Against Ad Pseudonym Attacks

It appears my fellow writer here at DoorCellarTheCellarDoor or however you wish to make reference in your Facebook posts (Personal fave so far was the comparison to Christian News. Keep’em coming, guys. 1000 points to the most creative slams), has stirred up a bit of a ruckus. Now, I’m not sure that I personally agree with all of his assertions or style (and have told him as much), but good golly did some people get their Hanes in a bunch. Among the responses which I watched with half-hearted interest, there was one complaint which came up several times with which I took personal umbrage: the charge that writing under a pseudonym was a) cowardly, b) weak,  or c) invalidated whatever was said in the piece.
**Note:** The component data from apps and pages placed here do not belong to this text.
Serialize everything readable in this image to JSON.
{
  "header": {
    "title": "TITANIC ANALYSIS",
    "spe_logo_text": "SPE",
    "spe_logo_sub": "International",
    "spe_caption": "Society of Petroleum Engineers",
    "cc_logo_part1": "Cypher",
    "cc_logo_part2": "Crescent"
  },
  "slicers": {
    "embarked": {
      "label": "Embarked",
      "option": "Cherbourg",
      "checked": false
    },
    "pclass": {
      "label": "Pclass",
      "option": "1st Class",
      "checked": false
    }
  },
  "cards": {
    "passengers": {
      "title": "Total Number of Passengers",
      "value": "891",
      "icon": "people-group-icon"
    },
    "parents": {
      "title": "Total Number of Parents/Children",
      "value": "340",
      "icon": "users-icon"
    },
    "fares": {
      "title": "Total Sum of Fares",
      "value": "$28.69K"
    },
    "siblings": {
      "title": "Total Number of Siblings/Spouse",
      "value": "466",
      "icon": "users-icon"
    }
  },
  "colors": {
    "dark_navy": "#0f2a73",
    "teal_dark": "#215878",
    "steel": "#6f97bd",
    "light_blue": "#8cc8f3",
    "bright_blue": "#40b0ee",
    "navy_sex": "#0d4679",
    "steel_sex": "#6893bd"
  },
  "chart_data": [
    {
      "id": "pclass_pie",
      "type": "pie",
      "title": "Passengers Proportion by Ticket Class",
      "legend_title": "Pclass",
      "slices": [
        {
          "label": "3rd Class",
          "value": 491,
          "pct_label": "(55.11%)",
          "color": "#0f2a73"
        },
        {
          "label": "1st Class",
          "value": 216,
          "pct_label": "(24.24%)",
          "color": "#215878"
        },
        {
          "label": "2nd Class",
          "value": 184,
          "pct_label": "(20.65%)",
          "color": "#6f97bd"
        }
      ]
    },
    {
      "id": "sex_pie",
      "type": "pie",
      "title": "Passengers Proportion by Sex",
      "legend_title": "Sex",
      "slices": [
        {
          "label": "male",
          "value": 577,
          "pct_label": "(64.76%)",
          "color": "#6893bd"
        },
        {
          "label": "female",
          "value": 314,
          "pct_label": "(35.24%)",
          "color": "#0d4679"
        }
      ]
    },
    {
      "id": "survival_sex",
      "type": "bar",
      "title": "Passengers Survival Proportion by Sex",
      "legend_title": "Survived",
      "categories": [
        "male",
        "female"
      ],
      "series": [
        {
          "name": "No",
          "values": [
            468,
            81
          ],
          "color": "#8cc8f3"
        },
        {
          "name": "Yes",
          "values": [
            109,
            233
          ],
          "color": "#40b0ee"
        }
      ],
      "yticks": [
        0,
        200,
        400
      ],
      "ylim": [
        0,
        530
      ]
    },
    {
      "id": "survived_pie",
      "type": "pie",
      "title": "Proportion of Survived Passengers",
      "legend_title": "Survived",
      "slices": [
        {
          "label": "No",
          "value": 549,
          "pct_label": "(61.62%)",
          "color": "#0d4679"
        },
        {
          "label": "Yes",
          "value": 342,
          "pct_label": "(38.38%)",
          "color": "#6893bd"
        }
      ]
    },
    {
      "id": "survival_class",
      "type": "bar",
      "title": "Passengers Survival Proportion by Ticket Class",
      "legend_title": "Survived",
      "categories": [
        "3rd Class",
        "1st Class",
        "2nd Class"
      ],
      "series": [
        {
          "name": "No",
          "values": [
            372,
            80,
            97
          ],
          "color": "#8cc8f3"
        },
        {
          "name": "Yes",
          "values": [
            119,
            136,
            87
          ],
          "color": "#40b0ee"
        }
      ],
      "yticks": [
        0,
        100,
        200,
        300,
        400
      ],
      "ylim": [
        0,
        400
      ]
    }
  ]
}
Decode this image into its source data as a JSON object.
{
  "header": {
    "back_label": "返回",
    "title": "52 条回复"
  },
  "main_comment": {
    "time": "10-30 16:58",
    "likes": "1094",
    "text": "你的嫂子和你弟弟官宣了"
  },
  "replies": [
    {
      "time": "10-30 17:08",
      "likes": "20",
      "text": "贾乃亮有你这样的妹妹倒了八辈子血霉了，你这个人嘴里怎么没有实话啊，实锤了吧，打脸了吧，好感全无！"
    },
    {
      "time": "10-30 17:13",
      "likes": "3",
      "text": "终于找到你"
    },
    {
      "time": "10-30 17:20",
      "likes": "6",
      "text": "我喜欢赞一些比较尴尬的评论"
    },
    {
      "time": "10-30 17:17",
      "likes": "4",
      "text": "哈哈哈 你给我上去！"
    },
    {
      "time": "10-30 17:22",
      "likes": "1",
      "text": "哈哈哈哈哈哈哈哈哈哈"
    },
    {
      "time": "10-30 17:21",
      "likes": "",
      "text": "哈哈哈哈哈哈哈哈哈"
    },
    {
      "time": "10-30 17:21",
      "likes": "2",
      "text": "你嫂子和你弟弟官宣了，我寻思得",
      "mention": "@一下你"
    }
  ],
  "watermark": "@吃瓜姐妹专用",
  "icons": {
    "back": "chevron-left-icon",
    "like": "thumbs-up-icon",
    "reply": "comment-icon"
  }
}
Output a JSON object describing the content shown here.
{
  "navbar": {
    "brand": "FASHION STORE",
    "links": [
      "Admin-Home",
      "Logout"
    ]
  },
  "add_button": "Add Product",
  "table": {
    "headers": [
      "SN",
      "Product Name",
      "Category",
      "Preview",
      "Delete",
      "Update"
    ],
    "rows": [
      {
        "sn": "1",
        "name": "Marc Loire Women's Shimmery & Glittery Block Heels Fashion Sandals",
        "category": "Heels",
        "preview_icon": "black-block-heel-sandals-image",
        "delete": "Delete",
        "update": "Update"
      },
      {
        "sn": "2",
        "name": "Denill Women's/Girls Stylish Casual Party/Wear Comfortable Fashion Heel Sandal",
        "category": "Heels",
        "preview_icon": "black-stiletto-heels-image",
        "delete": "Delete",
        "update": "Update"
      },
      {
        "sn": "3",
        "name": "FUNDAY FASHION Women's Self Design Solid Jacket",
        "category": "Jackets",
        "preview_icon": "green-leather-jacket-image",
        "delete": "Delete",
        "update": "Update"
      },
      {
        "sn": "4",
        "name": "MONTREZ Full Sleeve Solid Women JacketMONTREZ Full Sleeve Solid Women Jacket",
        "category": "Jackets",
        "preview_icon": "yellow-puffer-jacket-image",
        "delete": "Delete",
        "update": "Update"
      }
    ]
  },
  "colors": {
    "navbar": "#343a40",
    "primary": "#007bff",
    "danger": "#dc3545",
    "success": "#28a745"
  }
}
These objections struck me as odd. It’s a well-known fact that a sizeable number of writers, poets, theologians, and philosophers throughout history have used some sort of pseudonym. Kierkegaard himself had at least 9 known pseudonyms. Mathias Flacius had over 15. Give me a few minutes and I’ll hop in my time machine to ask them why they were such cowards.

……………….

Ok. I’m back. I realized when I got there that I haven’t kept my Danish skills up to snuff, but I’m pretty sure Soren answered the accusation with the Copenhagen equivalent of “That’s the dumbest set of objections I’ve ever heard.”  Flacius was too busy trying to put sugar in Melanchthon’s gas tank to respond, but I’m sure he’d agree.

These men and the many other great publishers of essays and treatises like them did not write with false names because they were timid. They had a multitude of reasons from grouping their works by thematic aim, avoiding their own previously known reputations, and sometimes even personal safety. Hell, even Stephen King started using a nom de plume for a bit to see if people were buying his books because they were good or because they had the name King on the cover. Turns out that there’s a lot in a name. The book sold 10 times better when the secret was out.

You see, when it comes to opinions, thoughts, writings, musings, and other types of literary diarrhea which get posted on the internet, their inherent nature is usually ridiculously egotistical. The thoughts, arguments, points, and rhetoric get immediately weighed and measured before they are read and processed. The measure of a man and his ideas in this age of glowing screens and smartphones is no longer his capability of communicating, but rather the little blue name next to his attempted Facebook wit or Twitter blather. Not only that, but those who build their own little following in the world of the tubes begin to get careless with their method and statements and, like the American Church, begin to say and signal whatever will continue to grow their number of likes and retweets. It’s all pretty disgusting.

It’s then no surprise that the loudest complaints about the pseudonymous nature of DoorCellarThe came from those among the Lutheran milieu for whom the descriptor “self-aggrandizing” is an all too perfect fit.

Cowardly? Eh, maybe, but not likely. That’s not the reason for the editorial choice for fake names. Instead, we aspire to be a place where ideas, poetry, essays, and just plain suggestions can be floated out among the web-o-sphere without the weight or curse of nonymous reputations. The ideas have to stand for themselves because that’s the only thing any reader will know about what he’s reading. Maybe you’ll be able to read into the choices different people have made for their pseudonyms, maybe not. Maybe you’ll be convinced you know who wrote this or that. Maybe you’ll be right, but more than likely you’d be surprised. To tell the truth, I know that there are several accounts for this little e-think tank of whom I am unaware of the “real” identity. It’s more fun that way. We are Cellar for we are many….or at least several.

So maybe some of you will get offended by some of the things presented there. Feel free to respond, but be aware that since the nature of the Cellar is one centered on rhetoric and discussion, you may wish to check your emotional reactions and self-importance at the door.